### DATA SHOWN ###

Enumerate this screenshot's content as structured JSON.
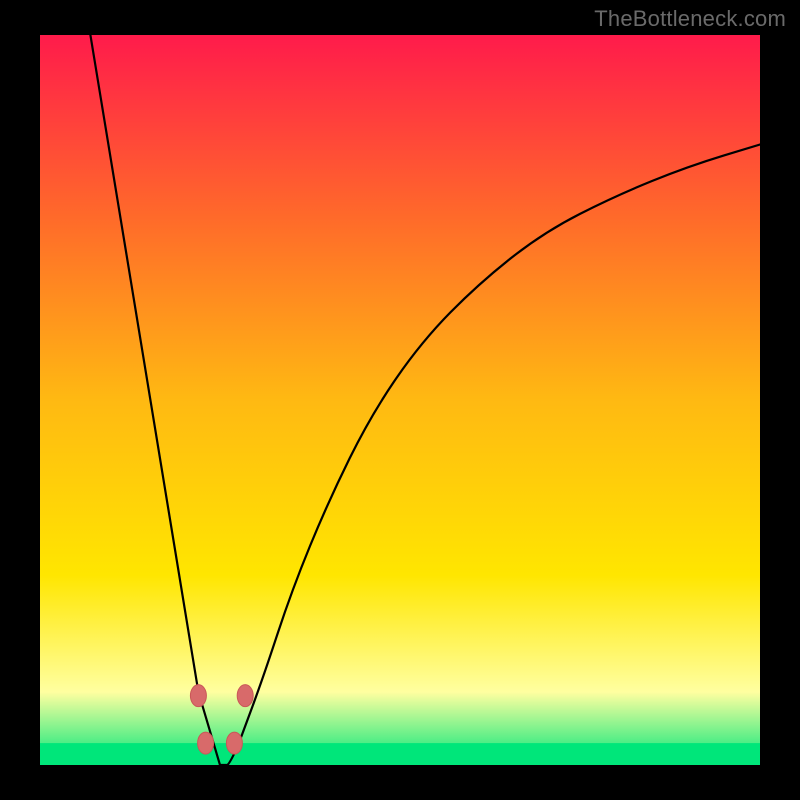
{
  "watermark": "TheBottleneck.com",
  "colors": {
    "bg": "#000000",
    "gradient_top": "#ff1b4b",
    "gradient_upper": "#ff6a2a",
    "gradient_mid": "#ffb912",
    "gradient_lower": "#ffe600",
    "gradient_pale": "#ffffa0",
    "gradient_bottom": "#00e67a",
    "curve": "#000000",
    "marker_fill": "#d86a6a",
    "marker_stroke": "#c95858"
  },
  "chart_data": {
    "type": "line",
    "title": "",
    "xlabel": "",
    "ylabel": "",
    "xlim": [
      0,
      100
    ],
    "ylim": [
      0,
      100
    ],
    "series": [
      {
        "name": "bottleneck-curve",
        "x_optimum": 25,
        "x": [
          7,
          10,
          13,
          16,
          19,
          22,
          25,
          28,
          31,
          35,
          40,
          46,
          53,
          61,
          70,
          80,
          90,
          100
        ],
        "y": [
          100,
          82,
          64,
          46,
          28,
          10,
          0,
          4,
          12,
          24,
          36,
          48,
          58,
          66,
          73,
          78,
          82,
          85
        ]
      }
    ],
    "markers": [
      {
        "x": 22.0,
        "y": 9.5
      },
      {
        "x": 23.0,
        "y": 3.0
      },
      {
        "x": 27.0,
        "y": 3.0
      },
      {
        "x": 28.5,
        "y": 9.5
      }
    ],
    "baseline_band": {
      "y0": 0,
      "y1": 3
    }
  }
}
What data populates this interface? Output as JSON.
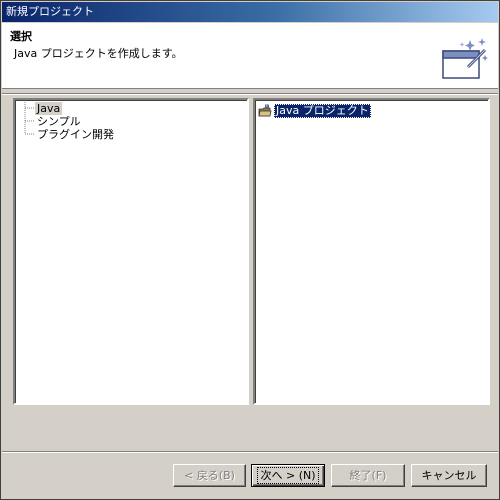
{
  "window": {
    "title": "新規プロジェクト"
  },
  "header": {
    "title": "選択",
    "description": "Java プロジェクトを作成します。",
    "icon": "new-project-wizard-icon"
  },
  "categories": {
    "items": [
      {
        "label": "Java",
        "selected": true
      },
      {
        "label": "シンプル",
        "selected": false
      },
      {
        "label": "プラグイン開発",
        "selected": false
      }
    ]
  },
  "project_types": {
    "items": [
      {
        "label": "Java プロジェクト",
        "icon": "java-project-icon",
        "selected": true
      }
    ]
  },
  "buttons": {
    "back": "< 戻る(B)",
    "next": "次へ > (N)",
    "finish": "終了(F)",
    "cancel": "キャンセル"
  },
  "colors": {
    "selection": "#0a246a",
    "titlebar": "#0a246a",
    "dialog_bg": "#d4d0c8"
  }
}
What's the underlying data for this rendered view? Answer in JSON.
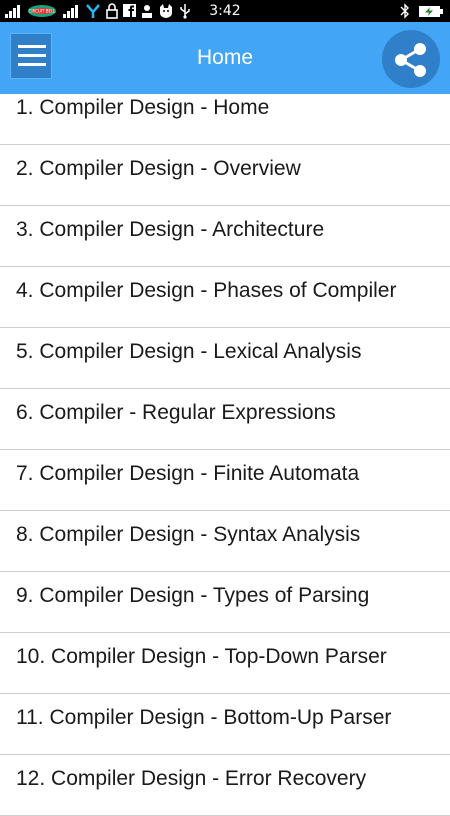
{
  "status_bar": {
    "time": "3:42",
    "carrier_logo_text": "CIRCUIT BELL",
    "icons_left": [
      "signal-icon",
      "carrier-logo-icon",
      "signal-icon",
      "network-share-icon",
      "lock-icon",
      "facebook-icon",
      "person-icon",
      "cat-icon",
      "usb-icon"
    ],
    "icons_right": [
      "bluetooth-icon",
      "battery-charging-icon"
    ]
  },
  "app_bar": {
    "title": "Home",
    "menu_icon": "hamburger-menu-icon",
    "share_icon": "share-icon",
    "color": "#42a5f5",
    "button_color": "#2f7fc9"
  },
  "topics": [
    {
      "label": "1. Compiler Design - Home"
    },
    {
      "label": "2. Compiler Design - Overview"
    },
    {
      "label": "3. Compiler Design - Architecture"
    },
    {
      "label": "4. Compiler Design - Phases of Compiler"
    },
    {
      "label": "5. Compiler Design - Lexical Analysis"
    },
    {
      "label": "6. Compiler - Regular Expressions"
    },
    {
      "label": "7. Compiler Design - Finite Automata"
    },
    {
      "label": "8. Compiler Design - Syntax Analysis"
    },
    {
      "label": "9. Compiler Design - Types of Parsing"
    },
    {
      "label": "10. Compiler Design - Top-Down Parser"
    },
    {
      "label": "11. Compiler Design - Bottom-Up Parser"
    },
    {
      "label": "12. Compiler Design - Error Recovery"
    }
  ]
}
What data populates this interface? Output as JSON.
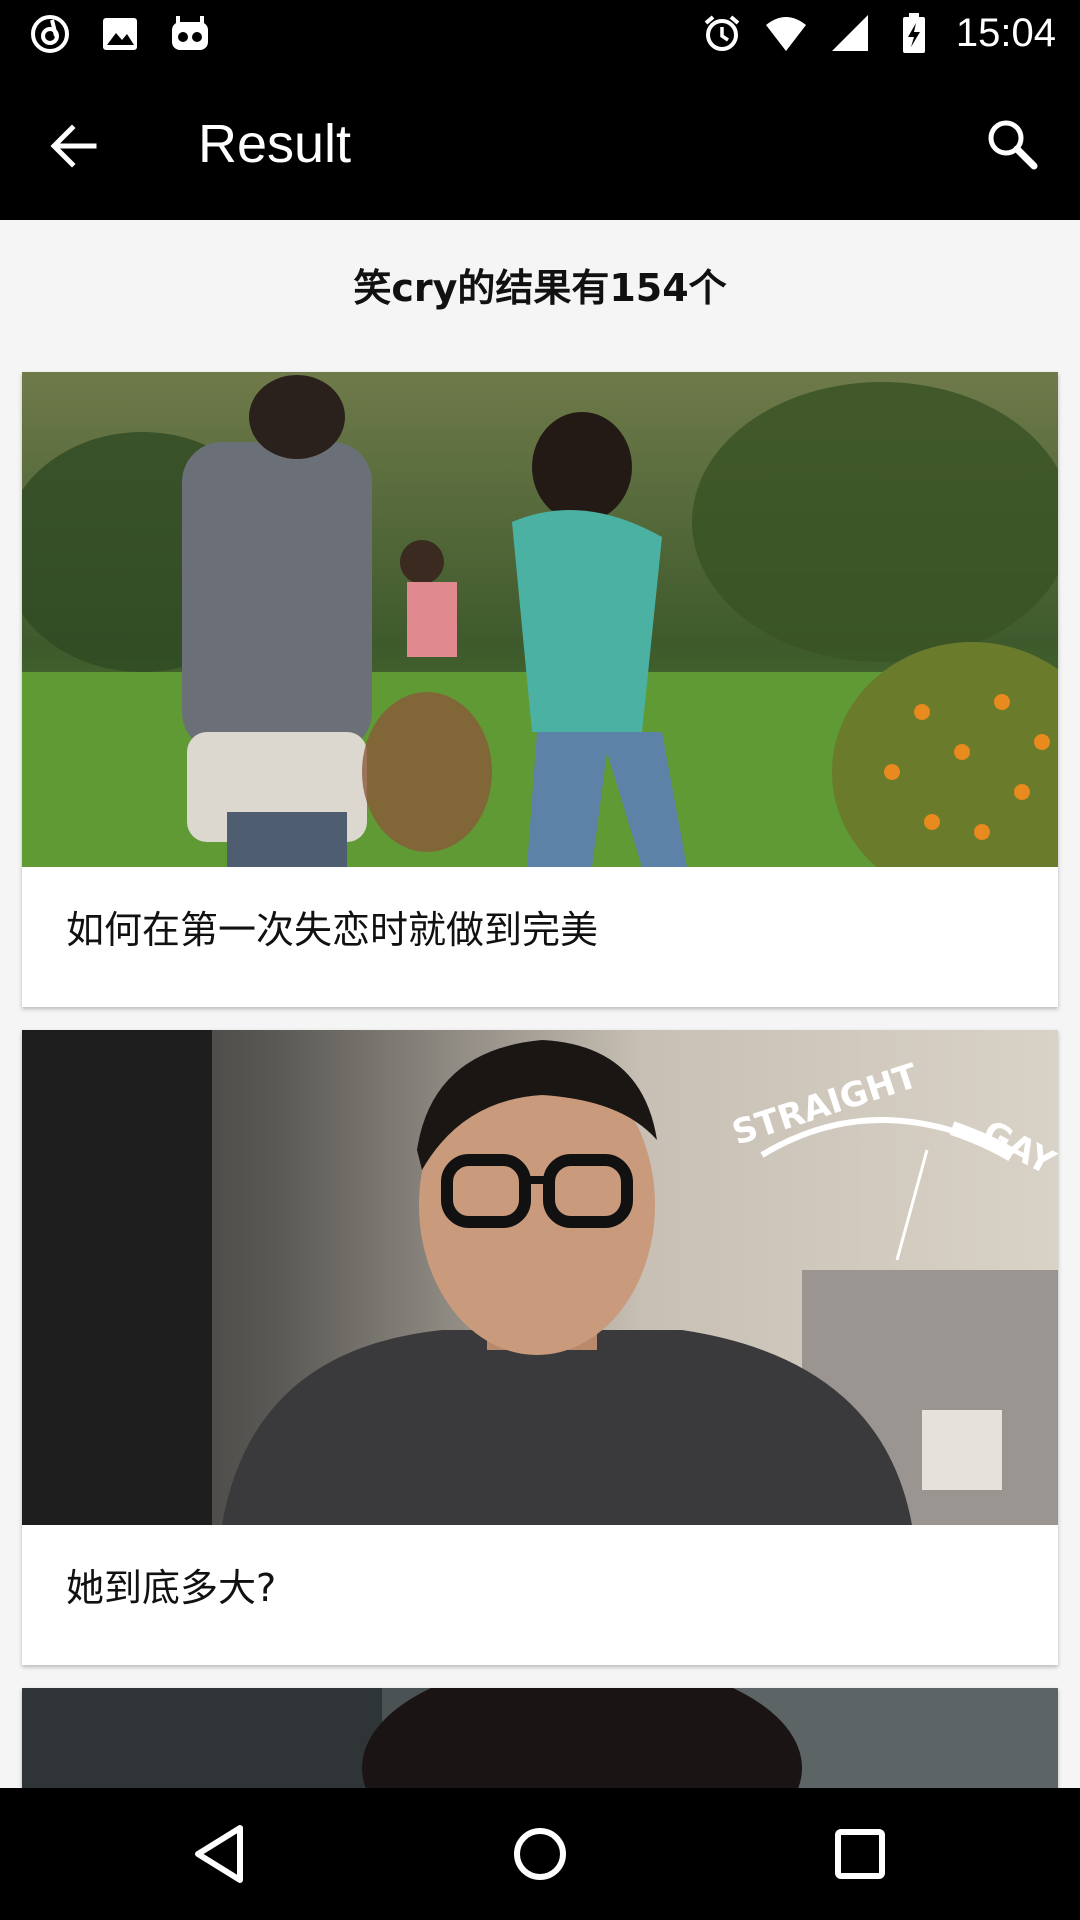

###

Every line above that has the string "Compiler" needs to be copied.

      "label": "1. Compiler Design - Home"
      "label": "2. Compiler Design - Overview"
      "label": "3. Compiler Design - Architecture"
      "label": "4. Compiler Design - Phases of Compiler"
      "label": "5. Compiler Design - Lexical Analysis"
      "label": "6. Compiler - Regular Expressions"
      "label": "7. Compiler Design - Finite Automata"
      "label": "8. Compiler Design - Syntax Analysis"
      "label": "9. Compiler Design - Types of Parsing"
      "label": "10. Compiler Design - Top-Down Parser"
      "label": "11. Compiler Design - Bottom-Up Parser"
      "label": "12. Compiler Design - Error Recovery"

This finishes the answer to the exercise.